§ **WHAT TO DO**: Among the lines below, copy each one in which "icon" appears.
[EXERCISE MATERIALS]
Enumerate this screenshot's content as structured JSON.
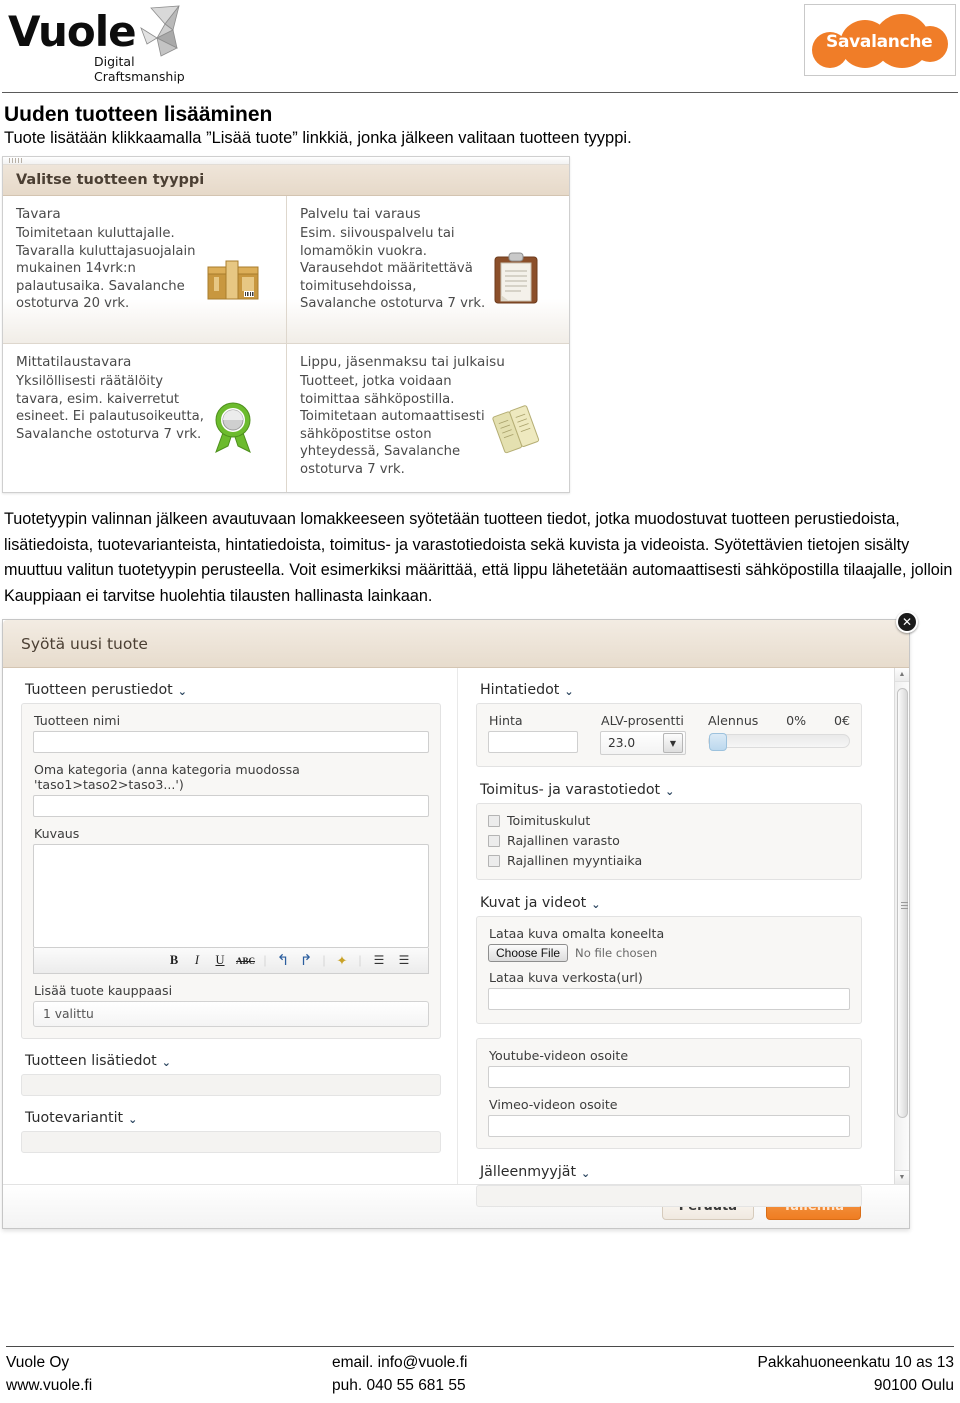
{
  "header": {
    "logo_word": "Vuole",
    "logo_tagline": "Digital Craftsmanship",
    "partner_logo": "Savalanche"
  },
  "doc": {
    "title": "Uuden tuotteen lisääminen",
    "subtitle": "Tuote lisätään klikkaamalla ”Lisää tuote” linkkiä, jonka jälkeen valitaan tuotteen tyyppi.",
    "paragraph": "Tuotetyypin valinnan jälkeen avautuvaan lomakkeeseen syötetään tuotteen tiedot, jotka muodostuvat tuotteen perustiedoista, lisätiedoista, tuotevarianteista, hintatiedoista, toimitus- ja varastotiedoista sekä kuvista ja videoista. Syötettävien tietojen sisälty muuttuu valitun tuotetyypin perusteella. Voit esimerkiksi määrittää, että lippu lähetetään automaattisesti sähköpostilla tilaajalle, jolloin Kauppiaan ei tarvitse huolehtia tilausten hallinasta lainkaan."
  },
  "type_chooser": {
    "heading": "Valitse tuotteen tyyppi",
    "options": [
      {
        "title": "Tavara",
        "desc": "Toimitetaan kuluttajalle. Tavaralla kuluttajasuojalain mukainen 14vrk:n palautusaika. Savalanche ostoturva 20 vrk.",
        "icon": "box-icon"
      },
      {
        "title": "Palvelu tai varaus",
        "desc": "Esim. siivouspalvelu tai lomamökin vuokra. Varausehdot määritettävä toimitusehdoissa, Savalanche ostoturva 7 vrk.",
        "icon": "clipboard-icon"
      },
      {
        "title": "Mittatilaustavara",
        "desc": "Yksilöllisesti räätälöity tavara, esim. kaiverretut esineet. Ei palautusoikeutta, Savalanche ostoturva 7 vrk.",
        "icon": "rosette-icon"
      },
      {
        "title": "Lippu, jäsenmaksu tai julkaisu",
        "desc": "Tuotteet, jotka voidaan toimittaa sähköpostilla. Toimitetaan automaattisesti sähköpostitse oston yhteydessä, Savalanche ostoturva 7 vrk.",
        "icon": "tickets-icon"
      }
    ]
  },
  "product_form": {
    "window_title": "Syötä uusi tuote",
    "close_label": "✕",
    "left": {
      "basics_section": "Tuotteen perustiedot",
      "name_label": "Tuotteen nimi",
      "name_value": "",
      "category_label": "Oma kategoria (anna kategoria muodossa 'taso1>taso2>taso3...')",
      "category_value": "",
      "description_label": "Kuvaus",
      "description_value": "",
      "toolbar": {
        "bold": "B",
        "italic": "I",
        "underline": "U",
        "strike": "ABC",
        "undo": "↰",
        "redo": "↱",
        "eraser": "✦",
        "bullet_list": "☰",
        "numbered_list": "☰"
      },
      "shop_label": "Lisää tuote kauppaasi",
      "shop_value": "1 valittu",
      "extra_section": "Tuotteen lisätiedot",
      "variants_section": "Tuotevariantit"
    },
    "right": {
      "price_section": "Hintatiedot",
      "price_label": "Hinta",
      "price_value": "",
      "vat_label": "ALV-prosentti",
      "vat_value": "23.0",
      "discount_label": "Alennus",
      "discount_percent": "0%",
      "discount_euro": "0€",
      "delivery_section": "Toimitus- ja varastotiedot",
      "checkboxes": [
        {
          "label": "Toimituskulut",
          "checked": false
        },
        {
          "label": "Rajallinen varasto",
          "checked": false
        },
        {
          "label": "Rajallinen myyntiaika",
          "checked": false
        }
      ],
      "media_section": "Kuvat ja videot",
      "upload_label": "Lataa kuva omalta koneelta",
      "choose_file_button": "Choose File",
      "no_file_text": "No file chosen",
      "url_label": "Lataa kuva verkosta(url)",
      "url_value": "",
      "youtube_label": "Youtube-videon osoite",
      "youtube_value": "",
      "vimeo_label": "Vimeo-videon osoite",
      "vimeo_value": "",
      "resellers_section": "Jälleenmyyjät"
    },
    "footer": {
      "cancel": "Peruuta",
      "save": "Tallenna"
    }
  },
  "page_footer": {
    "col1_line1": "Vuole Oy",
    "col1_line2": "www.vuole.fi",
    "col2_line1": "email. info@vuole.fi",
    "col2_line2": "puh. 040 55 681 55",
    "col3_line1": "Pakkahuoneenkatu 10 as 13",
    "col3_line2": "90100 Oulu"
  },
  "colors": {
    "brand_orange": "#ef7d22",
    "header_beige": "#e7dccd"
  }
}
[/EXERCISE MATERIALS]
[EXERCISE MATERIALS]
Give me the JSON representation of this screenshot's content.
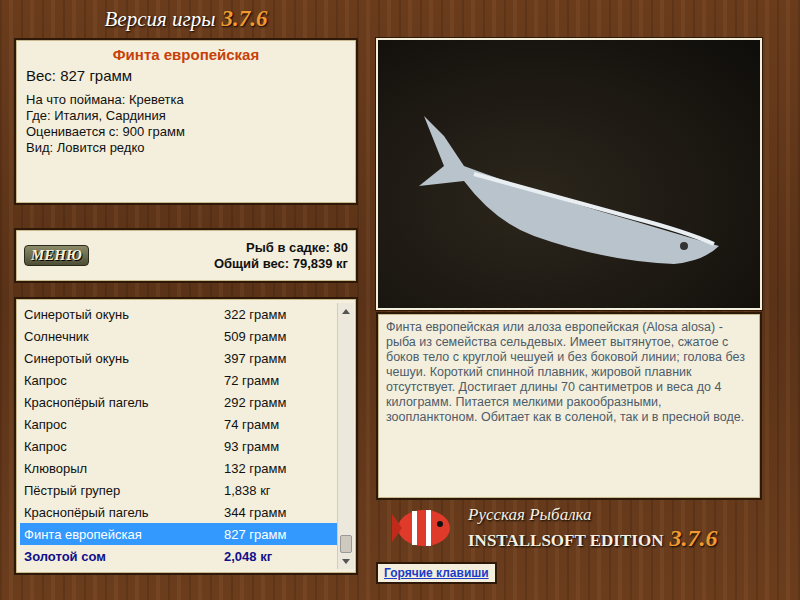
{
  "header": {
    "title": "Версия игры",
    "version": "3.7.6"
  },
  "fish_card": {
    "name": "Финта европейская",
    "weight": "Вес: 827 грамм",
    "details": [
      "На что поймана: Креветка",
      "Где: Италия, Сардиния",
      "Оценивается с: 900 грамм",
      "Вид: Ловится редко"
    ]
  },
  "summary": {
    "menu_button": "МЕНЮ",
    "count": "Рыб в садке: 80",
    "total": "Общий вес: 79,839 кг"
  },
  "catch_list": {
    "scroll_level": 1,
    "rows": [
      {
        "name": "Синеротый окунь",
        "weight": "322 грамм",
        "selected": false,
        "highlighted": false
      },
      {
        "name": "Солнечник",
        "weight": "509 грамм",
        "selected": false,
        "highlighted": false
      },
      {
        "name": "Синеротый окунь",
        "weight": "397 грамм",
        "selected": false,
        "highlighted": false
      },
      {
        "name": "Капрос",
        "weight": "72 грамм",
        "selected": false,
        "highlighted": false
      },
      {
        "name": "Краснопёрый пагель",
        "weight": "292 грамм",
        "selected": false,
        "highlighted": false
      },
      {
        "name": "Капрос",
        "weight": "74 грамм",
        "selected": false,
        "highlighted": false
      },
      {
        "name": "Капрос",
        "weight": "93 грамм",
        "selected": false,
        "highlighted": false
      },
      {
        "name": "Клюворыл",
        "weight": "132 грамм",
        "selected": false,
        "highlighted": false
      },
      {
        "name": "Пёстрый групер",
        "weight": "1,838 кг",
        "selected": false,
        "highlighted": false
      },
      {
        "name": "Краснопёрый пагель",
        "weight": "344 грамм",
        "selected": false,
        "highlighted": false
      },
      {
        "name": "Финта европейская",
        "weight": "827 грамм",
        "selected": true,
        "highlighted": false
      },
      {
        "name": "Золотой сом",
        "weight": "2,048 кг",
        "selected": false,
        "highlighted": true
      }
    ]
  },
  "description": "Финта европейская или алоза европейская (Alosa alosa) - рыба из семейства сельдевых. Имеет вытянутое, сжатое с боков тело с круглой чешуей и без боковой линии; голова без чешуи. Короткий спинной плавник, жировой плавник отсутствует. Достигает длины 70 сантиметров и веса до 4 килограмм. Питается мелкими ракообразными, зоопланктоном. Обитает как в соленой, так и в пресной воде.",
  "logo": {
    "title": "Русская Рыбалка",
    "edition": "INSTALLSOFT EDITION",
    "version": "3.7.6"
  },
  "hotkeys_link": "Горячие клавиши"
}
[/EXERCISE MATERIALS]
§ **ANSWER SPACE**:
        "icon": "box-icon"
        "icon": "clipboard-icon"
        "icon": "rosette-icon"
        "icon": "tickets-icon"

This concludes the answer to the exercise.